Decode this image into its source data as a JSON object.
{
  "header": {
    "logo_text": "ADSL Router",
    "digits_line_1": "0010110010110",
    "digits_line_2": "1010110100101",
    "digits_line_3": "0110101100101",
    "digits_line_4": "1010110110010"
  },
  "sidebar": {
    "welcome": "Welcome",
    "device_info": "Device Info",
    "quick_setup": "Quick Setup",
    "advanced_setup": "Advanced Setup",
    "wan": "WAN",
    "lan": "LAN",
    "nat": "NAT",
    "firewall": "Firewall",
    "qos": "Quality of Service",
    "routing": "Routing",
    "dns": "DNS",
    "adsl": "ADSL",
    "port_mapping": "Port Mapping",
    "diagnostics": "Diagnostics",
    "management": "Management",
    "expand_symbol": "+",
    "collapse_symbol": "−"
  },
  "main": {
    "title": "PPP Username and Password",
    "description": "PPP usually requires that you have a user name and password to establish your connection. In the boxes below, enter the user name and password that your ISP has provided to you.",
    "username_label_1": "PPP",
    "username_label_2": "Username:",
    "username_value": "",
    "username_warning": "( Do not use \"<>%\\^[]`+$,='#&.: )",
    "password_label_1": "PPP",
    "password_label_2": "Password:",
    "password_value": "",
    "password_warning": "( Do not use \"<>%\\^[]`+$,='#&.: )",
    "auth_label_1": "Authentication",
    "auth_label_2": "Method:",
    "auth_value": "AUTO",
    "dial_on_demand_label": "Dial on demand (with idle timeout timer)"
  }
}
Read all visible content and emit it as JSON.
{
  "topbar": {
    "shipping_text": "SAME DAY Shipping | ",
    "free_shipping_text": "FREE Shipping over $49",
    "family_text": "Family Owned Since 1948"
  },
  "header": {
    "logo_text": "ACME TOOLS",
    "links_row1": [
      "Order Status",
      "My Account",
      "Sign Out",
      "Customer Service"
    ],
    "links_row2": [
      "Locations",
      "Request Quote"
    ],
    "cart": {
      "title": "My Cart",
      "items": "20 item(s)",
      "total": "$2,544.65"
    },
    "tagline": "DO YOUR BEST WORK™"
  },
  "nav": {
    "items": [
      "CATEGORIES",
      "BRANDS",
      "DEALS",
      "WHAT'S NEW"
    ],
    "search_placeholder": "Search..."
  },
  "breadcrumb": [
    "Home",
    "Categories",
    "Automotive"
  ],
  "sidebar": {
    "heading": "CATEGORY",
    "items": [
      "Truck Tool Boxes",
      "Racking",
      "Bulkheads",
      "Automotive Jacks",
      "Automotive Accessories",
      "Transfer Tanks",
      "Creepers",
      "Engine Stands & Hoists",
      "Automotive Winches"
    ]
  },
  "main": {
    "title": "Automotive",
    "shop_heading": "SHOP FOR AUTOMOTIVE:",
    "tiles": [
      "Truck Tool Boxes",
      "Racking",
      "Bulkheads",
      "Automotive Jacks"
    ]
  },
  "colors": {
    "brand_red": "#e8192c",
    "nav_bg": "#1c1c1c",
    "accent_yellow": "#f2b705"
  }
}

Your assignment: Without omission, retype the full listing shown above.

Result of the task:
Decode this image into its source data as a JSON object.
{
  "header": {
    "logo_text": "ADSL Router",
    "digits_line_1": "0010110010110",
    "digits_line_2": "1010110100101",
    "digits_line_3": "0110101100101",
    "digits_line_4": "1010110110010"
  },
  "sidebar": {
    "welcome": "Welcome",
    "device_info": "Device Info",
    "quick_setup": "Quick Setup",
    "advanced_setup": "Advanced Setup",
    "wan": "WAN",
    "lan": "LAN",
    "nat": "NAT",
    "firewall": "Firewall",
    "qos": "Quality of Service",
    "routing": "Routing",
    "dns": "DNS",
    "adsl": "ADSL",
    "port_mapping": "Port Mapping",
    "diagnostics": "Diagnostics",
    "management": "Management",
    "expand_symbol": "+",
    "collapse_symbol": "−"
  },
  "main": {
    "title": "PPP Username and Password",
    "description": "PPP usually requires that you have a user name and password to establish your connection. In the boxes below, enter the user name and password that your ISP has provided to you.",
    "username_label_1": "PPP",
    "username_label_2": "Username:",
    "username_value": "",
    "username_warning": "( Do not use \"<>%\\^[]`+$,='#&.: )",
    "password_label_1": "PPP",
    "password_label_2": "Password:",
    "password_value": "",
    "password_warning": "( Do not use \"<>%\\^[]`+$,='#&.: )",
    "auth_label_1": "Authentication",
    "auth_label_2": "Method:",
    "auth_value": "AUTO",
    "dial_on_demand_label": "Dial on demand (with idle timeout timer)"
  }
}
Read all visible content and emit it as JSON.
{
  "topbar": {
    "shipping_text": "SAME DAY Shipping | ",
    "free_shipping_text": "FREE Shipping over $49",
    "family_text": "Family Owned Since 1948"
  },
  "header": {
    "logo_text": "ACME TOOLS",
    "links_row1": [
      "Order Status",
      "My Account",
      "Sign Out",
      "Customer Service"
    ],
    "links_row2": [
      "Locations",
      "Request Quote"
    ],
    "cart": {
      "title": "My Cart",
      "items": "20 item(s)",
      "total": "$2,544.65"
    },
    "tagline": "DO YOUR BEST WORK™"
  },
  "nav": {
    "items": [
      "CATEGORIES",
      "BRANDS",
      "DEALS",
      "WHAT'S NEW"
    ],
    "search_placeholder": "Search..."
  },
  "breadcrumb": [
    "Home",
    "Categories",
    "Automotive"
  ],
  "sidebar": {
    "heading": "CATEGORY",
    "items": [
      "Truck Tool Boxes",
      "Racking",
      "Bulkheads",
      "Automotive Jacks",
      "Automotive Accessories",
      "Transfer Tanks",
      "Creepers",
      "Engine Stands & Hoists",
      "Automotive Winches"
    ]
  },
  "main": {
    "title": "Automotive",
    "shop_heading": "SHOP FOR AUTOMOTIVE:",
    "tiles": [
      "Truck Tool Boxes",
      "Racking",
      "Bulkheads",
      "Automotive Jacks"
    ]
  },
  "colors": {
    "brand_red": "#e8192c",
    "nav_bg": "#1c1c1c",
    "accent_yellow": "#f2b705"
  }
}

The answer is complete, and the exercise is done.